The iOS player did great over wi-fi, no complaints here. As I test I left the comfort of wi-fi and went for a drive were I’d use 3G, The first song that loaded after I was on 3G has serious stuttering problems at first. But once it got going it was fine. I went for a 60 mile drive, switching among many cell towers during the 60+ mile highway drive. There weren’t any problems or noticeable buffering during the drive.
The Kindle Fire was disappointing, to put it mildly. Despite using the same wi-fi network as the problem free iOS app, the Fire had serious performance problems. While iOS seemed to download basic information from the Cloud Player at initial startup, the Fire seemed to load from the Cloud every time I picked an artist or album causing frustrating delays while browsing. There were frequent messages that the player wasn’t responding and I was offered the option to kill it. I waited instead and eventually got a response. There were also frequent delays between songs while the player loaded the next song. Browsing while playing was unbearable. I gave up on the Kindle Fire although I can’t help believing there must be some problem as it couldn’t possibly be this bad. I didn’t bother copying files locally since space is limited and I didn’t want to have to manage files on the device level.
Google Music (aka Google Play Music)
I’ve never bought music from Google. I do have a bias against Google. I don’t see them as a consumer focused company, unless there’s an algorithm that can manage those consumers. Android users would benefit the most from Google Music and I’m not an Android user so I expected my evaluation to be quick. There is an unofficial iOS app for Google Music, but I didn’t buy it so can’t comment.
I found Google easy enough to upload too, and they were the only service I tried that allowed me to throttle the upload bandwidth used. Google Music had the same problem as Amazon Cloud Player – it saw both the MP3 and M4a files of the same song as unique and uploaded both. They were grouped in the same album and given the same name since the meta data was the same.
Google provides a few more features than Amazon, Each song can be given a thumbs up or thumbs down as a rating. A playlists of thumbs up songs is automatically created. The also have an “instant mix” feature that will create a playlist based on an initial song you select. Google also as more social features, integrating with Google+. It’s no surprise these features revolve around song purchases.
Overall I liked Google Play Music’s web interface better than Amazon’s. They seem to have put more thought into it. Unfortunately there’s no official iOS support. Music can be played through Safari, but background play stops when the current song finishes. I haven’t tried any of the third party apps. Since the Play account is also my full Google Apps account I don’t want to put the password in any non-Google app or web page.

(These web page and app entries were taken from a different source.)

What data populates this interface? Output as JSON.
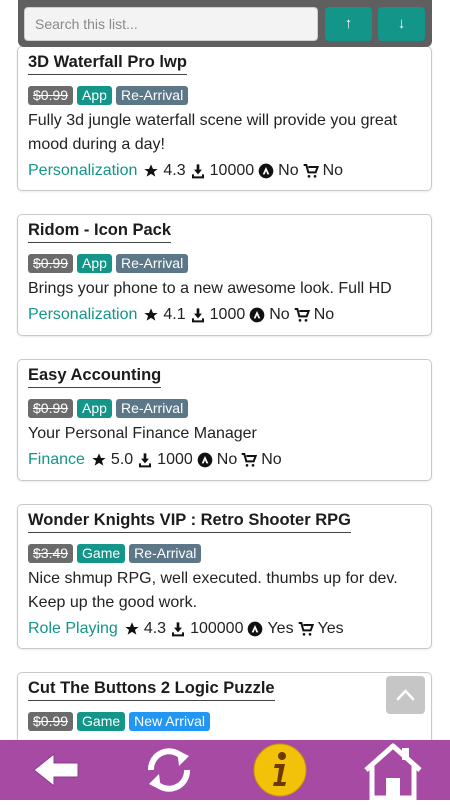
{
  "search": {
    "placeholder": "Search this list...",
    "value": ""
  },
  "sort": {
    "up_label": "↑",
    "down_label": "↓"
  },
  "apps": [
    {
      "title": "3D Waterfall Pro lwp",
      "price": "$0.99",
      "type": "App",
      "arrival": "Re-Arrival",
      "description": "Fully 3d jungle waterfall scene will provide you great mood during a day!",
      "category": "Personalization",
      "rating": "4.3",
      "downloads": "10000",
      "ads": "No",
      "iap": "No"
    },
    {
      "title": "Ridom - Icon Pack",
      "price": "$0.99",
      "type": "App",
      "arrival": "Re-Arrival",
      "description": "Brings your phone to a new awesome look. Full HD",
      "category": "Personalization",
      "rating": "4.1",
      "downloads": "1000",
      "ads": "No",
      "iap": "No"
    },
    {
      "title": "Easy Accounting",
      "price": "$0.99",
      "type": "App",
      "arrival": "Re-Arrival",
      "description": "Your Personal Finance Manager",
      "category": "Finance",
      "rating": "5.0",
      "downloads": "1000",
      "ads": "No",
      "iap": "No"
    },
    {
      "title": "Wonder Knights VIP : Retro Shooter RPG",
      "price": "$3.49",
      "type": "Game",
      "arrival": "Re-Arrival",
      "description": "Nice shmup RPG, well executed. thumbs up for dev. Keep up the good work.",
      "category": "Role Playing",
      "rating": "4.3",
      "downloads": "100000",
      "ads": "Yes",
      "iap": "Yes"
    },
    {
      "title": "Cut The Buttons 2 Logic Puzzle",
      "price": "$0.99",
      "type": "Game",
      "arrival": "New Arrival"
    }
  ],
  "colors": {
    "accent": "#13958a",
    "price_badge": "#6b6b6b",
    "arrival_badge": "#5c7788",
    "new_badge": "#2196f3",
    "bottom_bar": "#a64aa4",
    "info_button": "#f2c10a"
  },
  "icons": {
    "rating": "star-icon",
    "downloads": "download-icon",
    "ads": "ads-icon",
    "iap": "cart-icon",
    "nav": [
      "back-arrow-icon",
      "refresh-icon",
      "info-icon",
      "home-icon"
    ]
  }
}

The Bottom Line
For better or worse I’m neck deep in the Apple ecosystem for playing music so this makes iTunes Match the best choice as my cloud music player, despite its flaws. If I wanted to leave Apple I’d pick Google provided they either came out with an official player or I wanted to create a music only Google account for a 3rd party iOS app.

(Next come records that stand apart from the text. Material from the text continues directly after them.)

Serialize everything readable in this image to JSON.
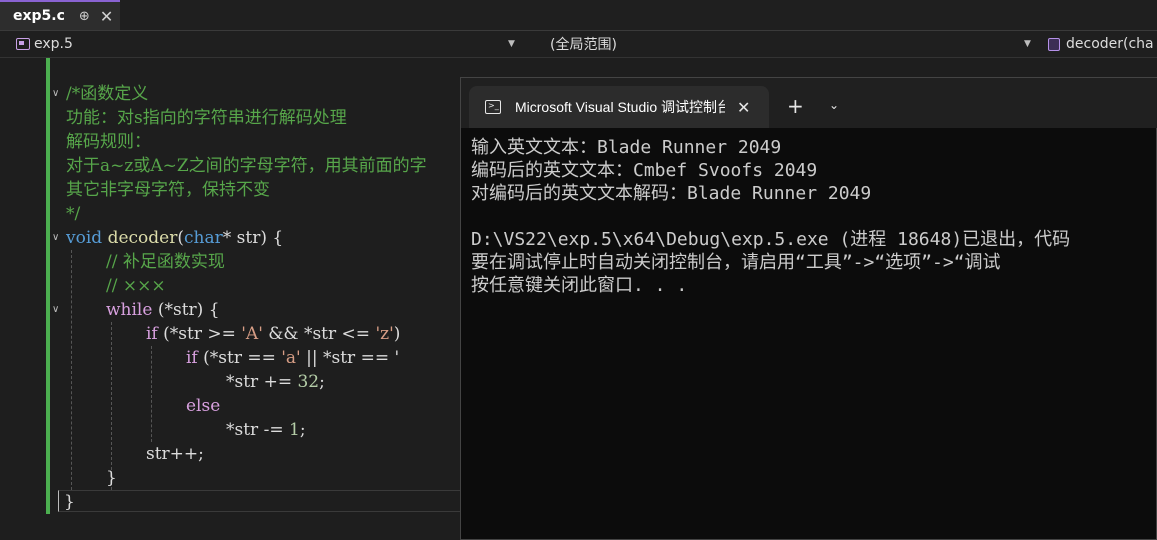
{
  "tab": {
    "label": "exp5.c",
    "pin": "⊕",
    "close": "✕"
  },
  "nav": {
    "project": "exp.5",
    "scope": "(全局范围)",
    "member": "decoder(cha"
  },
  "code": {
    "l1": "/*函数定义",
    "l2": "功能：对s指向的字符串进行解码处理",
    "l3": "解码规则：",
    "l4": "对于a~z或A~Z之间的字母字符，用其前面的字",
    "l5": "其它非字母字符，保持不变",
    "l6": "*/",
    "l7_kw": "void",
    "l7_fn": "decoder",
    "l7_rest_a": "(",
    "l7_type": "char",
    "l7_rest_b": "* str) {",
    "l8": "// 补足函数实现",
    "l9": "// ×××",
    "l10_kw": "while",
    "l10_rest": " (*str) {",
    "l11_kw": "if",
    "l11_a": " (*str >= ",
    "l11_s1": "'A'",
    "l11_b": " && *str <= ",
    "l11_s2": "'z'",
    "l11_c": ")",
    "l12_kw": "if",
    "l12_a": " (*str == ",
    "l12_s1": "'a'",
    "l12_b": " || *str == '",
    "l13_a": "*str += ",
    "l13_n": "32",
    "l13_b": ";",
    "l14_kw": "else",
    "l15_a": "*str -= ",
    "l15_n": "1",
    "l15_b": ";",
    "l16": "str++;",
    "l17": "}",
    "l18": "}"
  },
  "console": {
    "title": "Microsoft Visual Studio 调试控制台",
    "close": "✕",
    "plus": "+",
    "chevron": "⌄",
    "lines": [
      "输入英文文本：Blade Runner 2049",
      "编码后的英文文本：Cmbef Svoofs 2049",
      "对编码后的英文文本解码：Blade Runner 2049",
      "",
      "D:\\VS22\\exp.5\\x64\\Debug\\exp.5.exe (进程 18648)已退出，代码",
      "要在调试停止时自动关闭控制台，请启用“工具”->“选项”->“调试",
      "按任意键关闭此窗口. . ."
    ]
  }
}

But as a Music backup destination I’d prefer Amazon. I may upload music yet again. This time using the iTunes files as a source for the player, and uploading my MP3’s and lossless music as regular files, simply for backup purposes. These backups wouldn’t be counted as free music files since they aren’t supported cloud player files. I also need to consider if I really need the MP3’s. In addition to the .M4a iTunes fileI have the original CDs along with FLAC and Apple Lossless encodes should I ever need to re-encode them as MP3. But to be honest, this is more thought than I want to put into my music as this time. I’d rather just backup everything and continue to use iTunes for playing them.
How do you manage and play your music library? Thoughts on Amazon or Google cloud players?